* Entries provided *
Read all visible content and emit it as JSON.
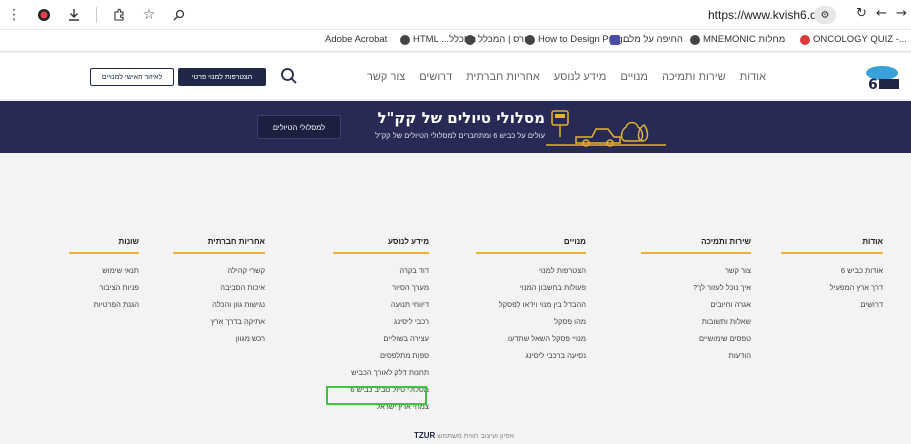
{
  "browser": {
    "url": "https://www.kvish6.co.il",
    "icons": [
      "more-vert-icon",
      "record-icon",
      "download-icon",
      "extensions-icon",
      "star-icon",
      "zoom-icon"
    ],
    "bookmarks": [
      {
        "label": "Adobe Acrobat",
        "color": "#2b2b2b"
      },
      {
        "label": "HTML ...החכלל",
        "color": "#2b2b2b"
      },
      {
        "label": "קורס | המכלל",
        "color": "#2b2b2b"
      },
      {
        "label": "How to Design Prog...",
        "color": "#2b2b2b"
      },
      {
        "label": "החיפה על מלם",
        "color": "#4a4aa8"
      },
      {
        "label": "MNEMONIC מחלות",
        "color": "#d93a3a"
      },
      {
        "label": "ONCOLOGY QUIZ -...",
        "color": "#2d6bd6"
      }
    ]
  },
  "header": {
    "nav": [
      "אודות",
      "שירות ותמיכה",
      "מנויים",
      "מידע לנוסע",
      "אחריות חברתית",
      "דרושים",
      "צור קשר"
    ],
    "primary_button": "הצטרפות למנוי פרטי",
    "secondary_button": "לאיזור האישי למנויים"
  },
  "banner": {
    "title": "מסלולי טיולים של קק\"ל",
    "subtitle": "עולים על כביש 6 ומתחברים למסלולי הטיולים של קק\"ל",
    "button": "למסלולי הטיולים"
  },
  "footer": {
    "columns": [
      {
        "title": "אודות",
        "items": [
          "אודות כביש 6",
          "דרך ארץ המפעיל",
          "דרושים"
        ]
      },
      {
        "title": "שירות ותמיכה",
        "items": [
          "צור קשר",
          "איך נוכל לעזור לך?",
          "אגרה וחיובים",
          "שאלות ותשובות",
          "טפסים שימושיים",
          "הודעות"
        ]
      },
      {
        "title": "מנויים",
        "items": [
          "הצטרפות למנוי",
          "פעולות בחשבון המנוי",
          "ההבדל בין מנוי וידאו לפסקל",
          "מהו פסקל",
          "מנויי פסקל השאל שתדעו",
          "נסיעה ברכבי ליסינג"
        ]
      },
      {
        "title": "מידע לנוסע",
        "items": [
          "דוד בקרה",
          "מערך הסיור",
          "דיווחי תנועה",
          "רכבי ליסינג",
          "עצירה בשוליים",
          "ספות מתלפסים",
          "תחנות דלק לאורך הכביש",
          "מסלולי טיול סביב כביש 6",
          "צמחי ארץ ישראל"
        ]
      },
      {
        "title": "אחריות חברתית",
        "items": [
          "קשרי קהילה",
          "איכות הסביבה",
          "נגישות גוון והכלה",
          "אתיקה בדרך ארץ",
          "רכש מגוון"
        ]
      },
      {
        "title": "שונות",
        "items": [
          "תנאי שימוש",
          "פניות הציבור",
          "הגנת הפרטיות"
        ]
      }
    ],
    "credit_brand": "TZUR",
    "credit_text": "אפיון ועיצוב חווית משתמש"
  }
}
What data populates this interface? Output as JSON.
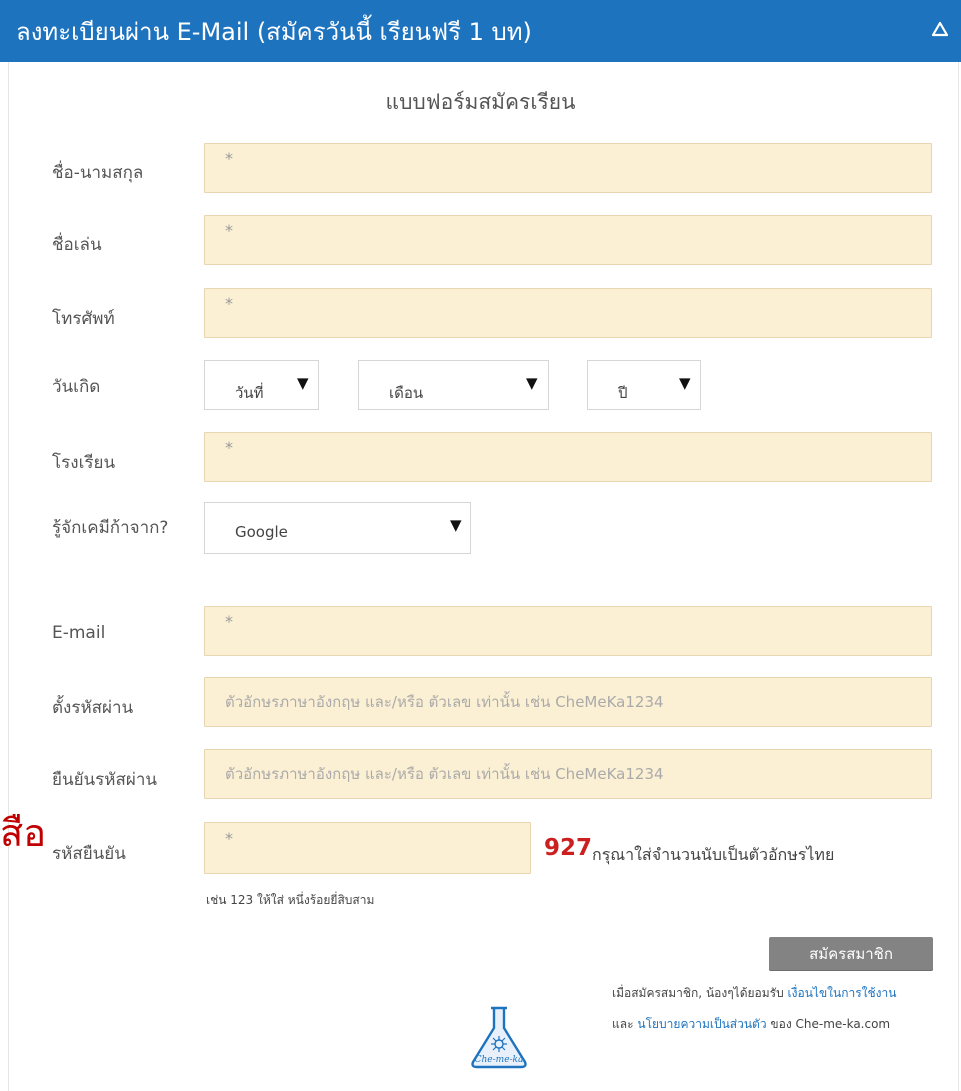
{
  "header": {
    "title": "ลงทะเบียนผ่าน E-Mail (สมัครวันนี้ เรียนฟรี 1 บท)",
    "collapse_icon": "chevron-up-icon",
    "color": "#1e73be"
  },
  "form": {
    "title": "แบบฟอร์มสมัครเรียน",
    "fields": {
      "fullname": {
        "label": "ชื่อ-นามสกุล",
        "value": "*"
      },
      "nickname": {
        "label": "ชื่อเล่น",
        "value": "*"
      },
      "phone": {
        "label": "โทรศัพท์",
        "value": "*"
      },
      "birthday": {
        "label": "วันเกิด",
        "day": "วันที่",
        "month": "เดือน",
        "year": "ปี"
      },
      "school": {
        "label": "โรงเรียน",
        "value": "*"
      },
      "referral": {
        "label": "รู้จักเคมีก้าจาก?",
        "selected": "Google"
      },
      "email": {
        "label": "E-mail",
        "value": "*"
      },
      "password": {
        "label": "ตั้งรหัสผ่าน",
        "placeholder": "ตัวอักษรภาษาอังกฤษ และ/หรือ ตัวเลข เท่านั้น เช่น CheMeKa1234"
      },
      "confirm_password": {
        "label": "ยืนยันรหัสผ่าน",
        "placeholder": "ตัวอักษรภาษาอังกฤษ และ/หรือ ตัวเลข เท่านั้น เช่น CheMeKa1234"
      },
      "captcha": {
        "label": "รหัสยืนยัน",
        "value": "*",
        "number": "927",
        "hint": "กรุณาใส่จำนวนนับเป็นตัวอักษรไทย",
        "example": "เช่น 123 ให้ใส่ หนึ่งร้อยยี่สิบสาม"
      }
    },
    "submit_label": "สมัครสมาชิก",
    "terms": {
      "line1_prefix": "เมื่อสมัครสมาชิก, น้องๆได้ยอมรับ",
      "line1_link": "เงื่อนไขในการใช้งาน",
      "line2_prefix": "และ",
      "line2_link": "นโยบายความเป็นส่วนตัว",
      "line2_suffix": "ของ Che-me-ka.com"
    },
    "logo_text": "Che-me-ka",
    "input_bg": "#fcf0d4",
    "accent_red": "#cc1f1f"
  },
  "side_text": "สือ"
}
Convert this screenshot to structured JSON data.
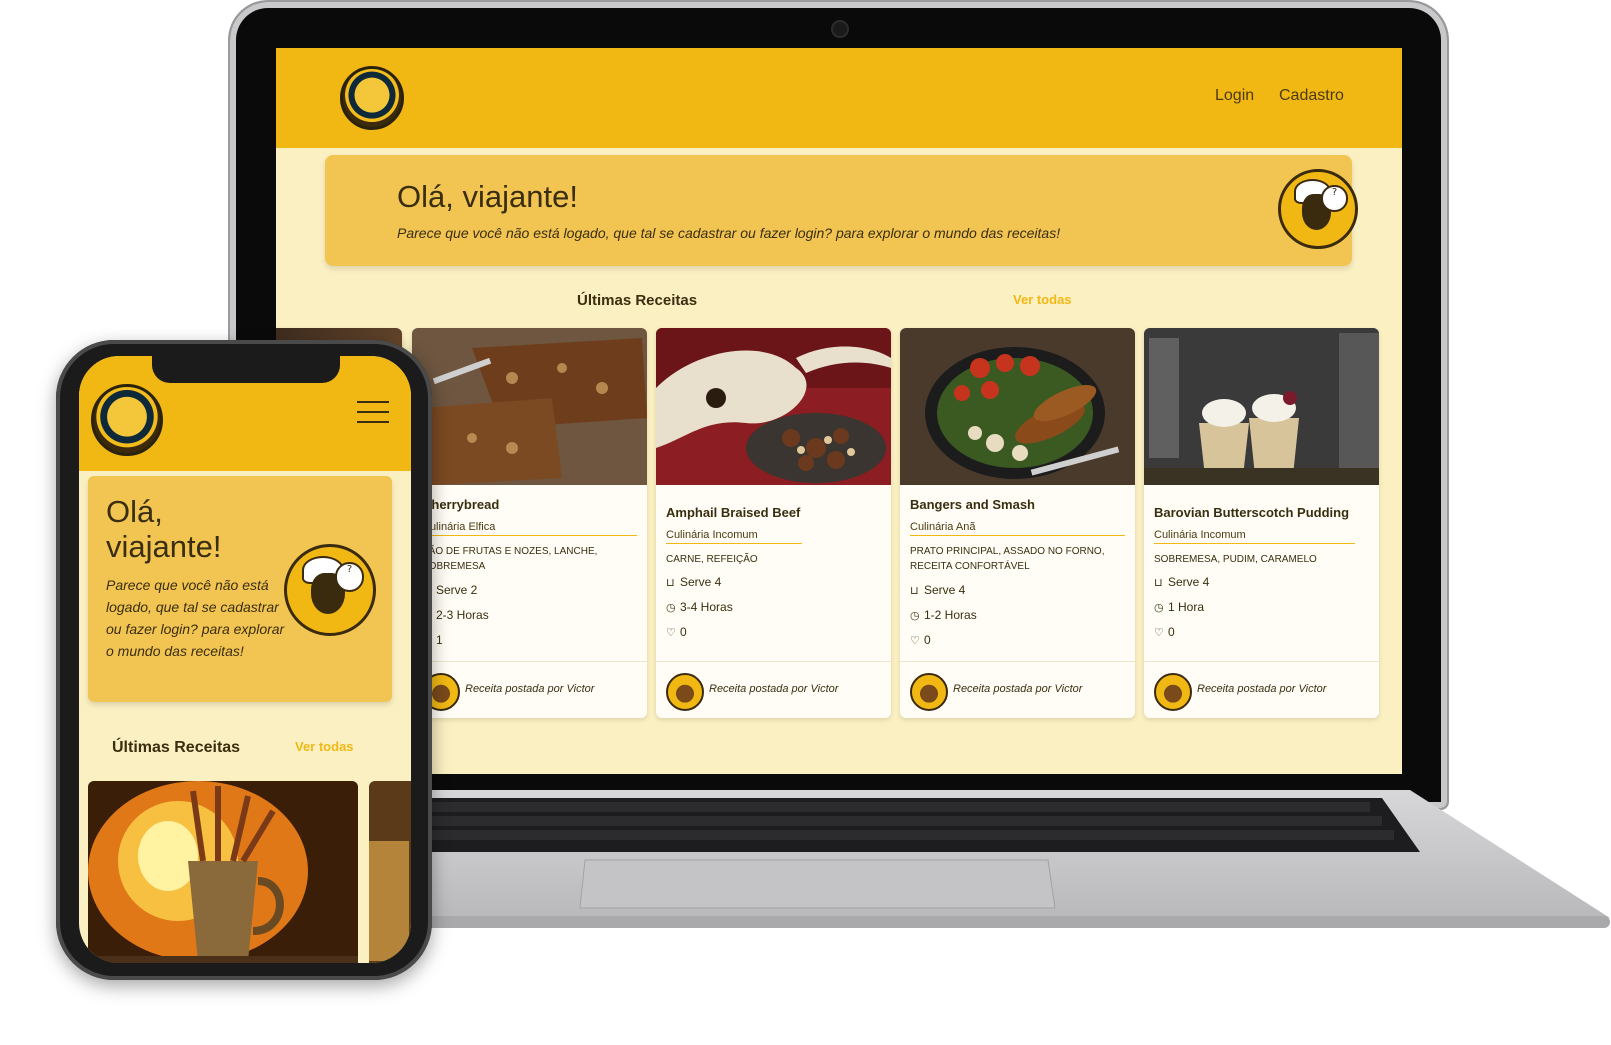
{
  "desktop": {
    "nav": {
      "login": "Login",
      "cadastro": "Cadastro"
    },
    "banner": {
      "greeting": "Olá, viajante!",
      "message": "Parece que você não está logado, que tal se cadastrar ou fazer login? para explorar o mundo das receitas!"
    },
    "section": {
      "title": "Últimas Receitas",
      "see_all": "Ver todas"
    },
    "cards": [
      {
        "title": "Cherrybread",
        "cuisine": "Culinária Elfica",
        "tags": "Pão de frutas e nozes, lanche, sobremesa",
        "serves": "Serve 2",
        "time": "2-3 Horas",
        "likes": "1",
        "poster": "Receita postada por Victor"
      },
      {
        "title": "Amphail Braised Beef",
        "cuisine": "Culinária Incomum",
        "tags": "Carne, Refeição",
        "serves": "Serve 4",
        "time": "3-4 Horas",
        "likes": "0",
        "poster": "Receita postada por Victor"
      },
      {
        "title": "Bangers and Smash",
        "cuisine": "Culinária Anã",
        "tags": "Prato principal, assado no forno, receita confortável",
        "serves": "Serve 4",
        "time": "1-2 Horas",
        "likes": "0",
        "poster": "Receita postada por Victor"
      },
      {
        "title": "Barovian Butterscotch Pudding",
        "cuisine": "Culinária Incomum",
        "tags": "Sobremesa, Pudim, Caramelo",
        "serves": "Serve 4",
        "time": "1 Hora",
        "likes": "0",
        "poster": "Receita postada por Victor"
      }
    ]
  },
  "mobile": {
    "banner": {
      "greeting": "Olá, viajante!",
      "message": "Parece que você não está logado, que tal se cadastrar ou fazer login? para explorar o mundo das receitas!"
    },
    "section": {
      "title": "Últimas Receitas",
      "see_all": "Ver todas"
    }
  },
  "colors": {
    "brand": "#f1b814",
    "banner": "#f2c553",
    "background": "#fbf0c2",
    "text": "#3a2e10"
  },
  "icons": {
    "serves": "pot-icon",
    "time": "timer-icon",
    "likes": "heart-icon",
    "menu": "hamburger-menu-icon"
  }
}
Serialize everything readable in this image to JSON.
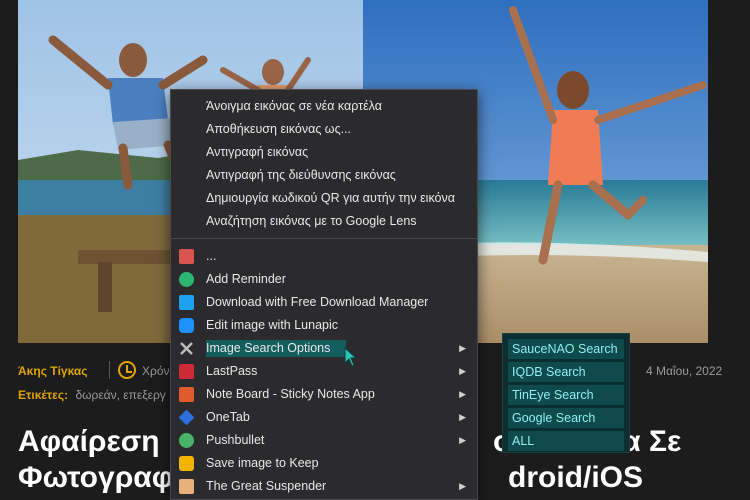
{
  "article": {
    "author": "Άκης Τίγκας",
    "time_label": "Χρόνος",
    "date": "4 Μαΐου, 2022",
    "tags_label": "Ετικέτες:",
    "tags": "δωρεάν,  επεξεργ",
    "headline_line1_left": "Αφαίρεση",
    "headline_line1_right": "ον Σκουλα Σε",
    "headline_line2_left": "Φωτογραφ",
    "headline_line2_right": "droid/iOS"
  },
  "context_menu": {
    "browser_items": [
      "Άνοιγμα εικόνας σε νέα καρτέλα",
      "Αποθήκευση εικόνας ως...",
      "Αντιγραφή εικόνας",
      "Αντιγραφή της διεύθυνσης εικόνας",
      "Δημιουργία κωδικού QR για αυτήν την εικόνα",
      "Αναζήτηση εικόνας με το Google Lens"
    ],
    "extension_items": [
      {
        "label": "...",
        "icon": "mail-reminder-icon",
        "color": "#d9534f",
        "has_submenu": false
      },
      {
        "label": "Add Reminder",
        "icon": "alarm-clock-icon",
        "color": "#2bb673",
        "has_submenu": false
      },
      {
        "label": "Download with Free Download Manager",
        "icon": "download-icon",
        "color": "#1da1f2",
        "has_submenu": false
      },
      {
        "label": "Edit image with Lunapic",
        "icon": "moon-icon",
        "color": "#1e90ff",
        "has_submenu": false
      },
      {
        "label": "Image Search Options",
        "icon": "image-search-icon",
        "color": "#555555",
        "has_submenu": true,
        "highlighted": true
      },
      {
        "label": "LastPass",
        "icon": "lastpass-icon",
        "color": "#cc2a36",
        "has_submenu": true
      },
      {
        "label": "Note Board - Sticky Notes App",
        "icon": "sticky-note-icon",
        "color": "#e05b2b",
        "has_submenu": true
      },
      {
        "label": "OneTab",
        "icon": "onetab-icon",
        "color": "#2d6fdb",
        "has_submenu": true
      },
      {
        "label": "Pushbullet",
        "icon": "pushbullet-icon",
        "color": "#4ab367",
        "has_submenu": true
      },
      {
        "label": "Save image to Keep",
        "icon": "keep-icon",
        "color": "#f4b400",
        "has_submenu": false
      },
      {
        "label": "The Great Suspender",
        "icon": "suspender-icon",
        "color": "#e8b07a",
        "has_submenu": true
      }
    ],
    "arrow": "▶"
  },
  "submenu": {
    "items": [
      "SauceNAO Search",
      "IQDB Search",
      "TinEye Search",
      "Google Search",
      "ALL"
    ]
  }
}
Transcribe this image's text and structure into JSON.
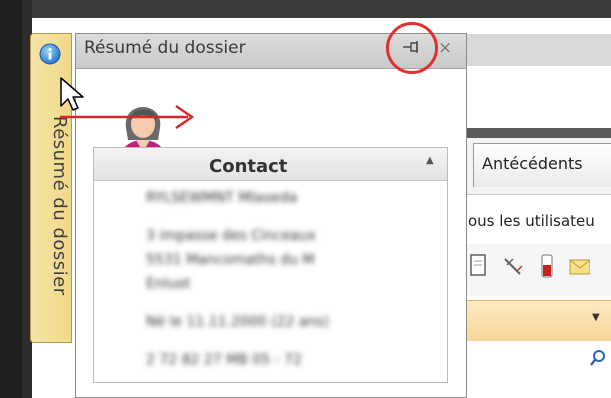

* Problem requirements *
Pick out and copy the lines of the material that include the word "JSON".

* Response box *
Read all visible content and emit it as JSON.
What data populates this interface? Output as JSON.
Convert this screenshot to structured JSON data.
Serialize everything readable in this image to JSON.
Transcribe this image's text and structure into JSON.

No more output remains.